Like any full moon look bigger when it is on or near the horizon than when higher in the sky, thanks to an optical illusion, said Chester.

Impact rule

The ‘súperluna’ cause unusually high tides due to its proximity and alignment with the sun and Earth, but the effect is modest, said Chester.

But no matter how far the moon is full, will not cause people to commit crimes, whether committed to a psychiatric hospital or do anything that suggest several popular beliefs, said one psychologist.

“Studies that have attempted to document such connections, to my knowledge, have not found anything,” said Scott Lilienfeld of Emory University.

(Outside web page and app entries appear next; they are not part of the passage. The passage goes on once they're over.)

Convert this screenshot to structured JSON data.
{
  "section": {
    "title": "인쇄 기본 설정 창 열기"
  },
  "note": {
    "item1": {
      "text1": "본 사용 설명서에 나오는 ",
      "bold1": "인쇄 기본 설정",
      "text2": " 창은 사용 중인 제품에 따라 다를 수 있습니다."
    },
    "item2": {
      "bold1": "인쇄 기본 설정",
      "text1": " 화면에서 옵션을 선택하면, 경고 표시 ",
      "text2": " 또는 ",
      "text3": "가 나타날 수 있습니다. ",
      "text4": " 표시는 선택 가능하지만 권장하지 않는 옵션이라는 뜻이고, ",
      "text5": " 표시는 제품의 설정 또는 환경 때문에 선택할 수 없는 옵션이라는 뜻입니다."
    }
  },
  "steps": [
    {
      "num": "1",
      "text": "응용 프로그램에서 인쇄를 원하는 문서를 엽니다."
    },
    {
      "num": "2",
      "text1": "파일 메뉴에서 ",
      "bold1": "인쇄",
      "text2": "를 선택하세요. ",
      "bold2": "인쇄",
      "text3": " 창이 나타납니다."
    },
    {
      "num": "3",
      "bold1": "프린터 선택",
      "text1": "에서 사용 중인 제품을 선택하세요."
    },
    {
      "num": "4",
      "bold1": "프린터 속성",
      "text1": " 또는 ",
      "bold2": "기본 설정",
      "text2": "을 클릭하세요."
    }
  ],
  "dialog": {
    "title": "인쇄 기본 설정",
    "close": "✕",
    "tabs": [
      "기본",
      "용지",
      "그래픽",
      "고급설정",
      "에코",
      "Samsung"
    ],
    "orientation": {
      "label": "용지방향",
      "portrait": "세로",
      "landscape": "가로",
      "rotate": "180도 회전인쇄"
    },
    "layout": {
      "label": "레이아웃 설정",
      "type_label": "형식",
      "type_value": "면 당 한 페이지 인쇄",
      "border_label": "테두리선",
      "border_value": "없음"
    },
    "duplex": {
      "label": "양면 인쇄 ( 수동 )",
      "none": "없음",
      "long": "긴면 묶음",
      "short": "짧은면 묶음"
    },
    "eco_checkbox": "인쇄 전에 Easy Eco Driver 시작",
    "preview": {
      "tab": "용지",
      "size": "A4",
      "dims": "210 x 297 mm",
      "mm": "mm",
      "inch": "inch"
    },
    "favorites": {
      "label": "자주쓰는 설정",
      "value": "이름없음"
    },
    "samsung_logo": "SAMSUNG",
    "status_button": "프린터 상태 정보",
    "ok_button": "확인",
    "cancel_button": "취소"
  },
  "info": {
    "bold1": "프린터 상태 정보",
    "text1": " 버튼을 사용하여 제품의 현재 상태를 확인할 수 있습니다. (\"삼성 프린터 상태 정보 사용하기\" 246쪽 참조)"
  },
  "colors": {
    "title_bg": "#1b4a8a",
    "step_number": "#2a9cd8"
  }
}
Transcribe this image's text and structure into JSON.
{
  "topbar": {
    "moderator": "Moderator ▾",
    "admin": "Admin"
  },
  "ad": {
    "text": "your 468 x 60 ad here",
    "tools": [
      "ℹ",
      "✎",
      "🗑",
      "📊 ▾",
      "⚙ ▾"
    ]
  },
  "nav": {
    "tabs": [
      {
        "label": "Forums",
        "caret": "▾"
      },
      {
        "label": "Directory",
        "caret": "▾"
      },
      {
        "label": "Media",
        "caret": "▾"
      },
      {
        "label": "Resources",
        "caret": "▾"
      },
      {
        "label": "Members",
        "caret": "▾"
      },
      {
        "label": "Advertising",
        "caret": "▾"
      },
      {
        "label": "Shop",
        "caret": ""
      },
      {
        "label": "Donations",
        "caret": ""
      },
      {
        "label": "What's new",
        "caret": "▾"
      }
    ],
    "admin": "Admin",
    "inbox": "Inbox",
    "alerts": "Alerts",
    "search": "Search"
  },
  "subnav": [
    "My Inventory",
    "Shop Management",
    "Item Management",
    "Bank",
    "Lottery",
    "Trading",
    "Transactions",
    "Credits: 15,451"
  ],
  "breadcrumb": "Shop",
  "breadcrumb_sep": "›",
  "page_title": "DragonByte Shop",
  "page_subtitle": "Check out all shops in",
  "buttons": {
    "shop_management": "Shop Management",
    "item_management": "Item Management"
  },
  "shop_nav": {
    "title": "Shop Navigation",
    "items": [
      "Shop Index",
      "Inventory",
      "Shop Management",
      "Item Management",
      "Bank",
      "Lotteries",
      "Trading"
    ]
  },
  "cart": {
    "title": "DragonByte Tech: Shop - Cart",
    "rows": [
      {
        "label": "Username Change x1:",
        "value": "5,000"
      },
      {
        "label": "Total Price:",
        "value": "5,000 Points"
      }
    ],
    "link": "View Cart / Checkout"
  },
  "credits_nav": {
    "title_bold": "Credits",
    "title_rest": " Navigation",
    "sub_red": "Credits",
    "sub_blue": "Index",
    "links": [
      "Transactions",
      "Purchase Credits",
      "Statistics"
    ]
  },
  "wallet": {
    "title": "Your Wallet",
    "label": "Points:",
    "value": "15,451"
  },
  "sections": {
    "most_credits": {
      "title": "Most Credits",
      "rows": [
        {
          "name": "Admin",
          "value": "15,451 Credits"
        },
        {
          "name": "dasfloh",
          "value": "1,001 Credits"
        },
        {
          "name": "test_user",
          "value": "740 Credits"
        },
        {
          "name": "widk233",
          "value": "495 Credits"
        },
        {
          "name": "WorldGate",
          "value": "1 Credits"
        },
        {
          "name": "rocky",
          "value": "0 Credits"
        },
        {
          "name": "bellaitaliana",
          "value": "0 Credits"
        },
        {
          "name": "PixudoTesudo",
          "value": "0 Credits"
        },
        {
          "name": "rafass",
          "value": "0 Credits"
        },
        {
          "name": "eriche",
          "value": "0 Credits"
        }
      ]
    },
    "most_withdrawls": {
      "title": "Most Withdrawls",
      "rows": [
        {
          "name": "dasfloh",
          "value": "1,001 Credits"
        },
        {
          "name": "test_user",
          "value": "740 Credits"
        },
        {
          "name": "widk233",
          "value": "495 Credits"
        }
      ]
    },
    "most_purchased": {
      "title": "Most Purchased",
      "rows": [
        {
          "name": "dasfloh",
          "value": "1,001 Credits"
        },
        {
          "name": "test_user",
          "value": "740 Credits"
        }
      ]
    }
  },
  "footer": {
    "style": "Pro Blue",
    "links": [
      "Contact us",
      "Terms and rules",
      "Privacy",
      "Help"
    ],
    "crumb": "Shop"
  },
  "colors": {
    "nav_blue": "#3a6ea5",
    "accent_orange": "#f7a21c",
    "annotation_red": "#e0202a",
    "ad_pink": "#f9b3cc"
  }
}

Lilienfeld, author of 50 Great myths of popular psychology , said the idea that the full moon causes bizarre behavior is among the 10 major myths because “it is quite widespread and is held with great conviction.”

Lilienfeld said a key reason could be the way people pay attention to things.

If something unusual occurs when the moon is full, people who believe the myth notes and remember it, and even tells other people, because it confirms their ideas.

But when the moon appears full again and nothing happens out of the ordinary, “is very unlikely to be remembered or brought to others.

So in the end all they remember are the similarities.